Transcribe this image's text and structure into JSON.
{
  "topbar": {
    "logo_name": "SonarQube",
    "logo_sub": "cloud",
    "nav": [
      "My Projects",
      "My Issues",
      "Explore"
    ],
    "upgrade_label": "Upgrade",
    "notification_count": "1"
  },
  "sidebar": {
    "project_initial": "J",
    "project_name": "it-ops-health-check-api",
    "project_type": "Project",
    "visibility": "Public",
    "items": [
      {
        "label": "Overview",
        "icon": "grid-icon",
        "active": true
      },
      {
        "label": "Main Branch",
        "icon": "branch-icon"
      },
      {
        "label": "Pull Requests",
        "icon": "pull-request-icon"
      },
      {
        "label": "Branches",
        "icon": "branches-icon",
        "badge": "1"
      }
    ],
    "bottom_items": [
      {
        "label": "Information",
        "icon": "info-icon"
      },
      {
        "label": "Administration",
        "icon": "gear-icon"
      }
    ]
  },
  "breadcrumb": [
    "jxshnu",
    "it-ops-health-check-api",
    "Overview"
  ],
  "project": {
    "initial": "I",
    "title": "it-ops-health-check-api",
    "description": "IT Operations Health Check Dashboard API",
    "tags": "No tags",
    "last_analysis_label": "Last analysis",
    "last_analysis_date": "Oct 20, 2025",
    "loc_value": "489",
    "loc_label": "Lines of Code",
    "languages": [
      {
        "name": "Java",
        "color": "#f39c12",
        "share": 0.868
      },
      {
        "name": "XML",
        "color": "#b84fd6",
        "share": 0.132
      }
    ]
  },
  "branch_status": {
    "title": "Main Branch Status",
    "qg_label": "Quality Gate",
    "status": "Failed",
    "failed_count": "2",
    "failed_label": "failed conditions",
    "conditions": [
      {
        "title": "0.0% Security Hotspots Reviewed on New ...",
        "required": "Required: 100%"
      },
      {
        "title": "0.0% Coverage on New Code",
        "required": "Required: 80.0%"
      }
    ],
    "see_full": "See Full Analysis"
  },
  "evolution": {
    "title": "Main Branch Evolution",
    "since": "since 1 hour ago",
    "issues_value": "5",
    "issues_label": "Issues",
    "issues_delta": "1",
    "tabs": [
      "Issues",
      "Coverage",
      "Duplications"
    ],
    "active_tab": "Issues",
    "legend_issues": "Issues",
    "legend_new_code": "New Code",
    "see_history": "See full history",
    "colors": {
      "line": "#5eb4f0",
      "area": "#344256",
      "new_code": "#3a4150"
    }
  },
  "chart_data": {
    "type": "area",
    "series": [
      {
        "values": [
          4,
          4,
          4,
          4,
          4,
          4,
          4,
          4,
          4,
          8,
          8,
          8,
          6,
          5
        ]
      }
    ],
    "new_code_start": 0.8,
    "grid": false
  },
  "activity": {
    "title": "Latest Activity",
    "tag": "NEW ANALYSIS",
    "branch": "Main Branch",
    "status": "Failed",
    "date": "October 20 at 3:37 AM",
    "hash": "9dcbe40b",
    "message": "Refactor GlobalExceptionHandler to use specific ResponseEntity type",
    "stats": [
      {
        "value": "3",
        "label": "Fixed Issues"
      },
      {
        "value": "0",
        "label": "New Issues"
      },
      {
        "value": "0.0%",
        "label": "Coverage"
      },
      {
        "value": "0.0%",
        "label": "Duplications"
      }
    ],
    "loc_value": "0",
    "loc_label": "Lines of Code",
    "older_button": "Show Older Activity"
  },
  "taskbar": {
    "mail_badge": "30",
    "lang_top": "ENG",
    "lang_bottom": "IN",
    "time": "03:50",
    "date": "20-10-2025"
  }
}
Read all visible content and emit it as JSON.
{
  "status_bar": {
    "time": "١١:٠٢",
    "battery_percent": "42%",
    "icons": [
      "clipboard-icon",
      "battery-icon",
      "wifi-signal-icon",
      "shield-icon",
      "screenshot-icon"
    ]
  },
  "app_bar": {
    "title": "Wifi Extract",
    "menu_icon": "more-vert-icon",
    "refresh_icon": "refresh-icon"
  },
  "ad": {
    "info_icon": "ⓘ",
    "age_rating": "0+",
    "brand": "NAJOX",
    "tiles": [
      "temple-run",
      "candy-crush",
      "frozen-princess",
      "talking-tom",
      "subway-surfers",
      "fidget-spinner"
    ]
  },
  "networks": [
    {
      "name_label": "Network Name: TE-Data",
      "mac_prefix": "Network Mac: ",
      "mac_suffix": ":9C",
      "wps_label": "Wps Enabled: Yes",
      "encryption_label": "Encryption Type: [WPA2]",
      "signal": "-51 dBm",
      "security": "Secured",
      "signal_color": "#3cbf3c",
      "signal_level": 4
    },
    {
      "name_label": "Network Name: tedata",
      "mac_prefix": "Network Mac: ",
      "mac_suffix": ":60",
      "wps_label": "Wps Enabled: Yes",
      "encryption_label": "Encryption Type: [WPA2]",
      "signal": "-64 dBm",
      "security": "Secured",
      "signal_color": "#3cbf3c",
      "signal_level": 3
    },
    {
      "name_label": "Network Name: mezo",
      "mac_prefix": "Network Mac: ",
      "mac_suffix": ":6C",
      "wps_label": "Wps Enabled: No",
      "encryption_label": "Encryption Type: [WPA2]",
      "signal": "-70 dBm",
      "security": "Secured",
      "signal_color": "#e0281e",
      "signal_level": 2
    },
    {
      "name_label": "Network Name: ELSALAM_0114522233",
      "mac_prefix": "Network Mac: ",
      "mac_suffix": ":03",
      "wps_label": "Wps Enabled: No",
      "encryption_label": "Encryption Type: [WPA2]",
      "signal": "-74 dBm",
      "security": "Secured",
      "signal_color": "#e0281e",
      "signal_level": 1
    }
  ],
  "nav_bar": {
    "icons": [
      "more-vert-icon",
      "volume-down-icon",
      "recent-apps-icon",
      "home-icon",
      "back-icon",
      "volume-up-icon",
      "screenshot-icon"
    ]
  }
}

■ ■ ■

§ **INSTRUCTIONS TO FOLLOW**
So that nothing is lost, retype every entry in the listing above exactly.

§ **ANSWER SECTION**
Transcribe this image's text and structure into JSON.
{
  "topbar": {
    "logo_name": "SonarQube",
    "logo_sub": "cloud",
    "nav": [
      "My Projects",
      "My Issues",
      "Explore"
    ],
    "upgrade_label": "Upgrade",
    "notification_count": "1"
  },
  "sidebar": {
    "project_initial": "J",
    "project_name": "it-ops-health-check-api",
    "project_type": "Project",
    "visibility": "Public",
    "items": [
      {
        "label": "Overview",
        "icon": "grid-icon",
        "active": true
      },
      {
        "label": "Main Branch",
        "icon": "branch-icon"
      },
      {
        "label": "Pull Requests",
        "icon": "pull-request-icon"
      },
      {
        "label": "Branches",
        "icon": "branches-icon",
        "badge": "1"
      }
    ],
    "bottom_items": [
      {
        "label": "Information",
        "icon": "info-icon"
      },
      {
        "label": "Administration",
        "icon": "gear-icon"
      }
    ]
  },
  "breadcrumb": [
    "jxshnu",
    "it-ops-health-check-api",
    "Overview"
  ],
  "project": {
    "initial": "I",
    "title": "it-ops-health-check-api",
    "description": "IT Operations Health Check Dashboard API",
    "tags": "No tags",
    "last_analysis_label": "Last analysis",
    "last_analysis_date": "Oct 20, 2025",
    "loc_value": "489",
    "loc_label": "Lines of Code",
    "languages": [
      {
        "name": "Java",
        "color": "#f39c12",
        "share": 0.868
      },
      {
        "name": "XML",
        "color": "#b84fd6",
        "share": 0.132
      }
    ]
  },
  "branch_status": {
    "title": "Main Branch Status",
    "qg_label": "Quality Gate",
    "status": "Failed",
    "failed_count": "2",
    "failed_label": "failed conditions",
    "conditions": [
      {
        "title": "0.0% Security Hotspots Reviewed on New ...",
        "required": "Required: 100%"
      },
      {
        "title": "0.0% Coverage on New Code",
        "required": "Required: 80.0%"
      }
    ],
    "see_full": "See Full Analysis"
  },
  "evolution": {
    "title": "Main Branch Evolution",
    "since": "since 1 hour ago",
    "issues_value": "5",
    "issues_label": "Issues",
    "issues_delta": "1",
    "tabs": [
      "Issues",
      "Coverage",
      "Duplications"
    ],
    "active_tab": "Issues",
    "legend_issues": "Issues",
    "legend_new_code": "New Code",
    "see_history": "See full history",
    "colors": {
      "line": "#5eb4f0",
      "area": "#344256",
      "new_code": "#3a4150"
    }
  },
  "chart_data": {
    "type": "area",
    "series": [
      {
        "values": [
          4,
          4,
          4,
          4,
          4,
          4,
          4,
          4,
          4,
          8,
          8,
          8,
          6,
          5
        ]
      }
    ],
    "new_code_start": 0.8,
    "grid": false
  },
  "activity": {
    "title": "Latest Activity",
    "tag": "NEW ANALYSIS",
    "branch": "Main Branch",
    "status": "Failed",
    "date": "October 20 at 3:37 AM",
    "hash": "9dcbe40b",
    "message": "Refactor GlobalExceptionHandler to use specific ResponseEntity type",
    "stats": [
      {
        "value": "3",
        "label": "Fixed Issues"
      },
      {
        "value": "0",
        "label": "New Issues"
      },
      {
        "value": "0.0%",
        "label": "Coverage"
      },
      {
        "value": "0.0%",
        "label": "Duplications"
      }
    ],
    "loc_value": "0",
    "loc_label": "Lines of Code",
    "older_button": "Show Older Activity"
  },
  "taskbar": {
    "mail_badge": "30",
    "lang_top": "ENG",
    "lang_bottom": "IN",
    "time": "03:50",
    "date": "20-10-2025"
  }
}
Read all visible content and emit it as JSON.
{
  "status_bar": {
    "time": "١١:٠٢",
    "battery_percent": "42%",
    "icons": [
      "clipboard-icon",
      "battery-icon",
      "wifi-signal-icon",
      "shield-icon",
      "screenshot-icon"
    ]
  },
  "app_bar": {
    "title": "Wifi Extract",
    "menu_icon": "more-vert-icon",
    "refresh_icon": "refresh-icon"
  },
  "ad": {
    "info_icon": "ⓘ",
    "age_rating": "0+",
    "brand": "NAJOX",
    "tiles": [
      "temple-run",
      "candy-crush",
      "frozen-princess",
      "talking-tom",
      "subway-surfers",
      "fidget-spinner"
    ]
  },
  "networks": [
    {
      "name_label": "Network Name: TE-Data",
      "mac_prefix": "Network Mac: ",
      "mac_suffix": ":9C",
      "wps_label": "Wps Enabled: Yes",
      "encryption_label": "Encryption Type: [WPA2]",
      "signal": "-51 dBm",
      "security": "Secured",
      "signal_color": "#3cbf3c",
      "signal_level": 4
    },
    {
      "name_label": "Network Name: tedata",
      "mac_prefix": "Network Mac: ",
      "mac_suffix": ":60",
      "wps_label": "Wps Enabled: Yes",
      "encryption_label": "Encryption Type: [WPA2]",
      "signal": "-64 dBm",
      "security": "Secured",
      "signal_color": "#3cbf3c",
      "signal_level": 3
    },
    {
      "name_label": "Network Name: mezo",
      "mac_prefix": "Network Mac: ",
      "mac_suffix": ":6C",
      "wps_label": "Wps Enabled: No",
      "encryption_label": "Encryption Type: [WPA2]",
      "signal": "-70 dBm",
      "security": "Secured",
      "signal_color": "#e0281e",
      "signal_level": 2
    },
    {
      "name_label": "Network Name: ELSALAM_0114522233",
      "mac_prefix": "Network Mac: ",
      "mac_suffix": ":03",
      "wps_label": "Wps Enabled: No",
      "encryption_label": "Encryption Type: [WPA2]",
      "signal": "-74 dBm",
      "security": "Secured",
      "signal_color": "#e0281e",
      "signal_level": 1
    }
  ],
  "nav_bar": {
    "icons": [
      "more-vert-icon",
      "volume-down-icon",
      "recent-apps-icon",
      "home-icon",
      "back-icon",
      "volume-up-icon",
      "screenshot-icon"
    ]
  }
}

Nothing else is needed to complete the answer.